The bed’s a futon we brought from Delaware, on a platform made by Rob, the son of the local Bachmann’s Store (“If we don’t have it, you don’t need it.”) owner. The living room used to have a pump organ (Aunt Cleone’s) but the room was so crowded we gave it to Rob, who’s stored it in his parents’ garage. It had a broken bellows anyway.
This is what used to be the dining room. We don’t have a name for this space. My sister Michelle ran a contest last year, but I’m not sure what won. (Interim? Hyphen? Intermezzo? ) You’re looking into what used to be the kitchen. We relocated it when we put in running water. The table is the library table that was in the old dining room.
To the far left is the ice box that used to be turned on its side, door-less, and used as shelves, with a curtain in front of them. Jerry refinished it, turned it right-side up, had new doors made, ordered authentic hardware.
I wanted to talk about this because of how rare and precious it seems, to have this depth-of-field, this past and present, present. It’s just the old cottage, no way to make it more than that, with its stone foundation, its tilting floors.
But. Here is the medicine cabinet, with Priscilla and John Alden. Why are they there? Who knows? Inside are perfectly preserved medicines from our grandparents’ time. We don’t bother it. We look at it now and then.
This isn’t a museum. In the summer the cottage is full of kids and grandkids, tracking sand, throwing wet towels, crying over something or other. And grownups (unlike the ancestors) drinking gin and tonic on the front porch.

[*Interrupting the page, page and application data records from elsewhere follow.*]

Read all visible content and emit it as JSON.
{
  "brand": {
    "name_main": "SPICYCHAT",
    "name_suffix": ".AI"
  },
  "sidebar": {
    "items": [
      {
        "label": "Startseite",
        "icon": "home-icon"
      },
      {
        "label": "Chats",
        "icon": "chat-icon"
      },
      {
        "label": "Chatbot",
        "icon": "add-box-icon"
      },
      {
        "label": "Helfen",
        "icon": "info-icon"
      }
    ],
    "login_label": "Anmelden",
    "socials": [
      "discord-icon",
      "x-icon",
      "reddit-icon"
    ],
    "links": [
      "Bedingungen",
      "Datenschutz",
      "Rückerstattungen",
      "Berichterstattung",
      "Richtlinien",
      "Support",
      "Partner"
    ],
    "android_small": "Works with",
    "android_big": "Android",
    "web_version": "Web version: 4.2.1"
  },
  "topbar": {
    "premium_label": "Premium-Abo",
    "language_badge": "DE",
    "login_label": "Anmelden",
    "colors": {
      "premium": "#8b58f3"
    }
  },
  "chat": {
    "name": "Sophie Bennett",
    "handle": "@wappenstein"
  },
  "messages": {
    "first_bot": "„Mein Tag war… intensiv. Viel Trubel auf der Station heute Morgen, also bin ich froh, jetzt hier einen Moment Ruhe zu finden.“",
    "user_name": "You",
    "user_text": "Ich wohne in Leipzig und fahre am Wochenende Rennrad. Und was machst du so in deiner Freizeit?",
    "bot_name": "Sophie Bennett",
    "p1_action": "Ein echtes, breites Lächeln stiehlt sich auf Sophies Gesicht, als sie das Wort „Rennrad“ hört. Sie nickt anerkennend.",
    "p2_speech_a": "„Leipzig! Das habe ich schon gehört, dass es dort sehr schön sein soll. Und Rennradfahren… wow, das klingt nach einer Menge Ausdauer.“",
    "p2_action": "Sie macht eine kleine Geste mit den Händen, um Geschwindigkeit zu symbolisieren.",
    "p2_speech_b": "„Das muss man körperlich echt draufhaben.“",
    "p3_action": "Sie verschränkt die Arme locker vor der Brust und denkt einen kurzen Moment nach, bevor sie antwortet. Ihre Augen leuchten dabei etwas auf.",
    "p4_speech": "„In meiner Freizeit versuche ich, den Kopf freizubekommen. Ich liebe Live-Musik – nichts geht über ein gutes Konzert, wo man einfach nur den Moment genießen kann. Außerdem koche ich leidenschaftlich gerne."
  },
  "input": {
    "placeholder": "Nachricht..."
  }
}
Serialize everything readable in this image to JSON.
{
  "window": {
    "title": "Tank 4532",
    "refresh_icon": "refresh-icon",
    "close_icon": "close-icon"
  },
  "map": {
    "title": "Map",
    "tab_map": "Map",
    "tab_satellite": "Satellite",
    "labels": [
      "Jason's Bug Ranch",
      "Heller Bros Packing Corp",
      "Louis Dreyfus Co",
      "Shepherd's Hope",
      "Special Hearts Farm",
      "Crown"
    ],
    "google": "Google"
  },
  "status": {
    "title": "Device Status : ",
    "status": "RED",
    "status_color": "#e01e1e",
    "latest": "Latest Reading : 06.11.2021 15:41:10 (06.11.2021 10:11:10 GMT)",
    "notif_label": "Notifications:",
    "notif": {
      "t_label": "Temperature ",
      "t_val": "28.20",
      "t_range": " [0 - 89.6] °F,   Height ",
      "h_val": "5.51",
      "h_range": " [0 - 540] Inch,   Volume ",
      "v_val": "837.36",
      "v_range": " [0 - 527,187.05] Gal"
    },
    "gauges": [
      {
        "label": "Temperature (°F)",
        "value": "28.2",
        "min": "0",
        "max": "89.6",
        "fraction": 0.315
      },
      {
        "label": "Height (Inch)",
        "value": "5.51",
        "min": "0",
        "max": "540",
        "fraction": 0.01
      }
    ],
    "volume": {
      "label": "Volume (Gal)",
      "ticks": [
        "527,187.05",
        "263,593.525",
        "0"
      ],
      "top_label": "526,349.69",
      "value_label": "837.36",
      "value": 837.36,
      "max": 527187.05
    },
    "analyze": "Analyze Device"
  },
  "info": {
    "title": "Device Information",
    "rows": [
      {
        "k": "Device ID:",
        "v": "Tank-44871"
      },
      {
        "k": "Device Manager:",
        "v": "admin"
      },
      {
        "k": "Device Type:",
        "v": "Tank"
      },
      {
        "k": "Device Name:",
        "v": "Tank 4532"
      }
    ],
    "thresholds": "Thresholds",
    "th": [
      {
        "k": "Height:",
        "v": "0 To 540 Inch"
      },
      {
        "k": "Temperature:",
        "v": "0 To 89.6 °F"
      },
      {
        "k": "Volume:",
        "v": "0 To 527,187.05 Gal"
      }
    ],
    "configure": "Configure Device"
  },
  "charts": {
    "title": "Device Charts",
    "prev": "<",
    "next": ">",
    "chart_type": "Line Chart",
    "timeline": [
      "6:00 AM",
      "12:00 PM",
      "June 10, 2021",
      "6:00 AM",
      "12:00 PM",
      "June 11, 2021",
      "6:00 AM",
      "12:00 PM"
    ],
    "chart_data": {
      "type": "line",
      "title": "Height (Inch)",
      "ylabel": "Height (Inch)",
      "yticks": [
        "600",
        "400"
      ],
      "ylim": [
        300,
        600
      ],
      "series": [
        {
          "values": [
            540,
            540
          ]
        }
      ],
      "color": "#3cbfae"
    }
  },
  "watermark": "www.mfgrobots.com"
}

Who were these ancestors, these people some of us remember, some not? We look at the hundreds of photos. We make them up in our heads. Sometimes I think, what would they think of what we think of them? They were just like us: anxious, loving, irritated, worried, tickled, afraid of dying. Having a good time, watching their kids have a good time. Their kids, who carried an image of this place with them all their lives. Whose children picked it up, changed it, and kept carrying it.
Not forever, of course. The cottage and the lake never were fixed in time, anyway. That was our idea of it. Whose idea? Mine? Grandmother’s? Kelly’s? Scott’s? No matter. I’m going swimming as soon as this day warms up. Without the big boat wakes to annoy me.